## Exercise brief
Among these records, which lines include "None"? Copy them out.

## Data to use

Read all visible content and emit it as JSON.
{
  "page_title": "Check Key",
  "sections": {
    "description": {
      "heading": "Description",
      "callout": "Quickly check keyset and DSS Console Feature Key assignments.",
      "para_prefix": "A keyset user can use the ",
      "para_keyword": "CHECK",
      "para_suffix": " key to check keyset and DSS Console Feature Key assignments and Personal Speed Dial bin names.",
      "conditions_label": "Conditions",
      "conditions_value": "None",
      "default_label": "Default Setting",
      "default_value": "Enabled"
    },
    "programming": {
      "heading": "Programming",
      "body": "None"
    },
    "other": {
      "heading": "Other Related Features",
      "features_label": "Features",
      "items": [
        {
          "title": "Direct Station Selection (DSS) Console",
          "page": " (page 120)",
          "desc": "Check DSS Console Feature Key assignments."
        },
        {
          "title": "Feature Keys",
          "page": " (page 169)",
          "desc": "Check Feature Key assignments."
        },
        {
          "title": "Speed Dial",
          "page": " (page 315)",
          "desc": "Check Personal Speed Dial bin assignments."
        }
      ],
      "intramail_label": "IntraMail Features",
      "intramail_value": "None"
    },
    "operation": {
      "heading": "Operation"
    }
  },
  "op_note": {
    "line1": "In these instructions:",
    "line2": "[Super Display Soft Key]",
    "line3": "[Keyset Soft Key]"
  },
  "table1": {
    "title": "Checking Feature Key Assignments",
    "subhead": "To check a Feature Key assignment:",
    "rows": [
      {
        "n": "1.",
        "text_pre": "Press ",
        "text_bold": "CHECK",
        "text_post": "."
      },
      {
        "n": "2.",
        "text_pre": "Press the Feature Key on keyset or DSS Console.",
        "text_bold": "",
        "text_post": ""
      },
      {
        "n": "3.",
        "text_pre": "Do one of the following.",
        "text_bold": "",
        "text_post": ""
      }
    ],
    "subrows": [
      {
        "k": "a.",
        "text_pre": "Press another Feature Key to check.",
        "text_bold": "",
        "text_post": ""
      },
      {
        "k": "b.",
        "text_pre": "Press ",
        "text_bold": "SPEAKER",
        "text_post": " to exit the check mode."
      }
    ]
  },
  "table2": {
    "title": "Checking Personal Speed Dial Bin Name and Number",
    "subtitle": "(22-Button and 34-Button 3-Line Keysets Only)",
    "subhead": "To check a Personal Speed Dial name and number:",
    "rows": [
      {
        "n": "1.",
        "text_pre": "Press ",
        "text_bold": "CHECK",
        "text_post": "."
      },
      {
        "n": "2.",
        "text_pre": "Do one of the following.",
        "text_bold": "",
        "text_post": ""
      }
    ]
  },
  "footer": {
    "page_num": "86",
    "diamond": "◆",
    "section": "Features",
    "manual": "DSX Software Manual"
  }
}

## Response to the exercise
      "conditions_value": "None",
      "body": "None"
      "intramail_value": "None"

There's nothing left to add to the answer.